━━━ Data provided ━━━

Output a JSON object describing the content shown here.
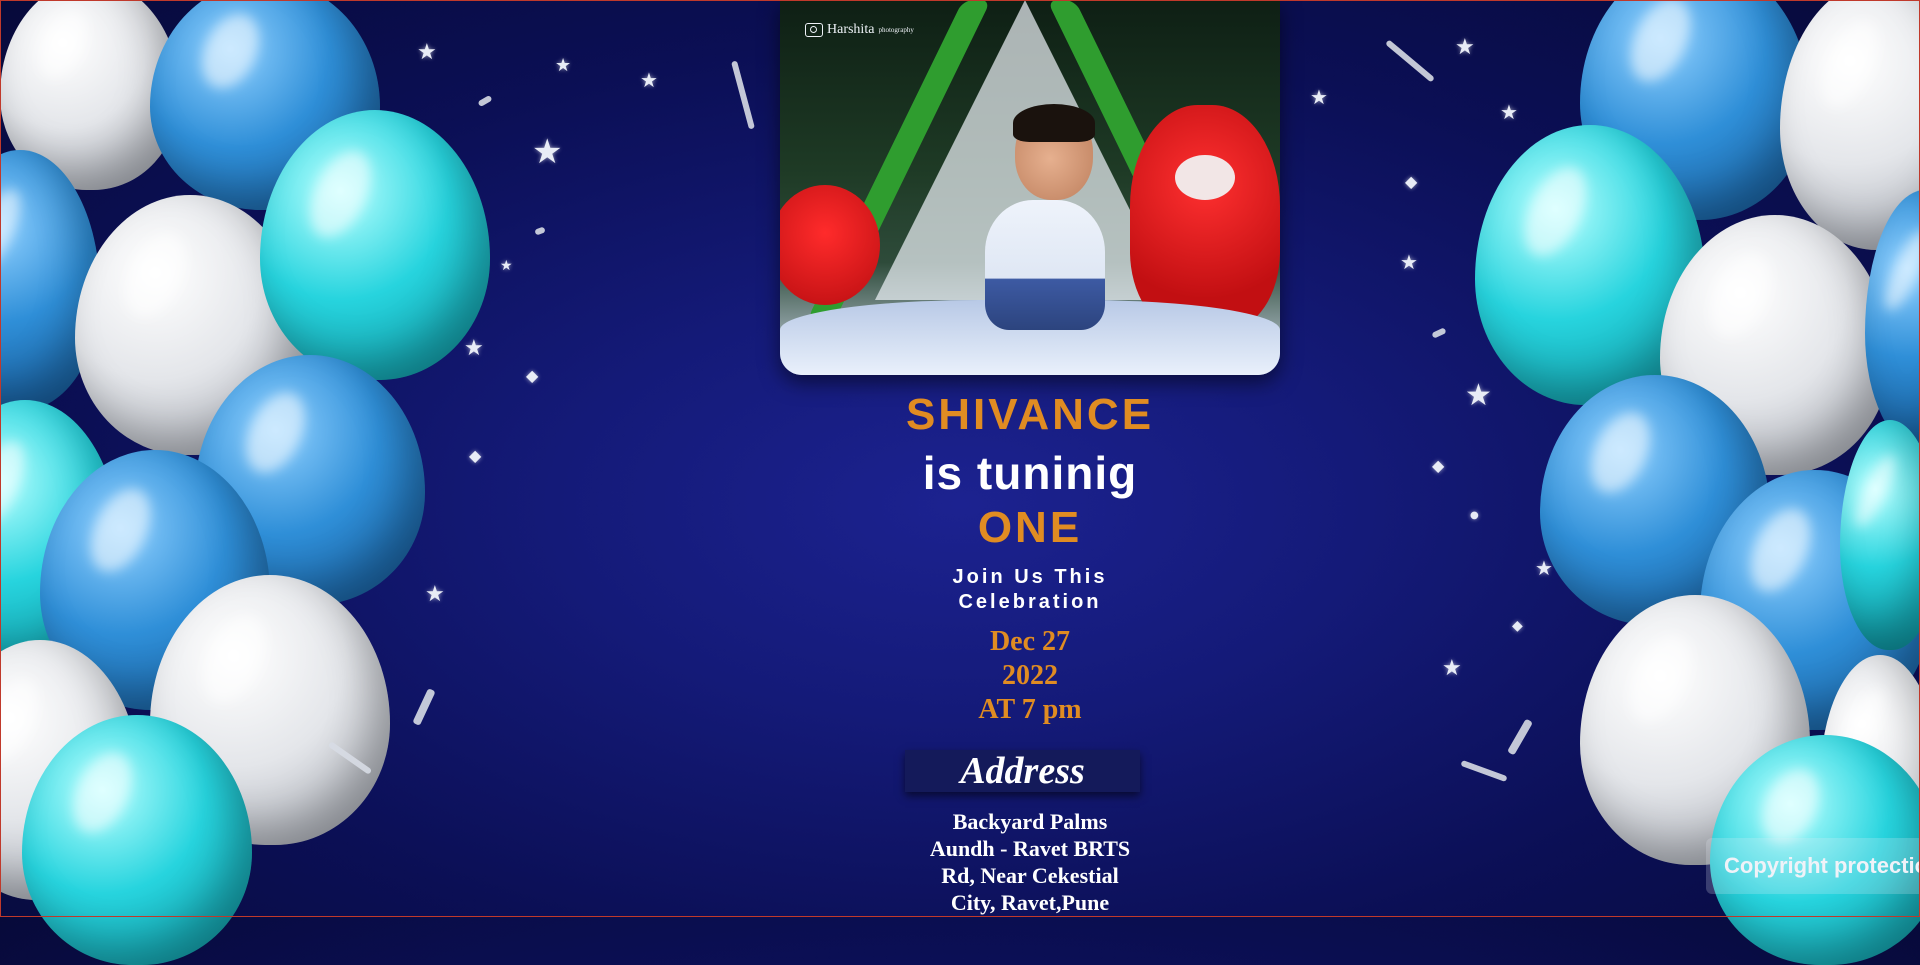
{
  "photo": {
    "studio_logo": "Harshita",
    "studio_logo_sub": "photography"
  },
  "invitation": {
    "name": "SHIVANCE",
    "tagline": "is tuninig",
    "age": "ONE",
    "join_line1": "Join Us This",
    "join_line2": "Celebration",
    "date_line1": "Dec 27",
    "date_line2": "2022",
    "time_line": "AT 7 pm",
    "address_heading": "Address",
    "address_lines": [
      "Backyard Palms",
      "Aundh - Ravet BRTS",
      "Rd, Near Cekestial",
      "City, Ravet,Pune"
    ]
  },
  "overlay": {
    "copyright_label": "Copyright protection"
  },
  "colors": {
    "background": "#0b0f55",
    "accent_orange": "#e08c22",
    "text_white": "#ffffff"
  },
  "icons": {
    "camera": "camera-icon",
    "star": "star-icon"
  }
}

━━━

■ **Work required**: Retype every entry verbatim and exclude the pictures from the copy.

■ **Reply to the task**:
Output a JSON object describing the content shown here.
{
  "photo": {
    "studio_logo": "Harshita",
    "studio_logo_sub": "photography"
  },
  "invitation": {
    "name": "SHIVANCE",
    "tagline": "is tuninig",
    "age": "ONE",
    "join_line1": "Join Us This",
    "join_line2": "Celebration",
    "date_line1": "Dec 27",
    "date_line2": "2022",
    "time_line": "AT 7 pm",
    "address_heading": "Address",
    "address_lines": [
      "Backyard Palms",
      "Aundh - Ravet BRTS",
      "Rd, Near Cekestial",
      "City, Ravet,Pune"
    ]
  },
  "overlay": {
    "copyright_label": "Copyright protection"
  },
  "colors": {
    "background": "#0b0f55",
    "accent_orange": "#e08c22",
    "text_white": "#ffffff"
  },
  "icons": {
    "camera": "camera-icon",
    "star": "star-icon"
  }
}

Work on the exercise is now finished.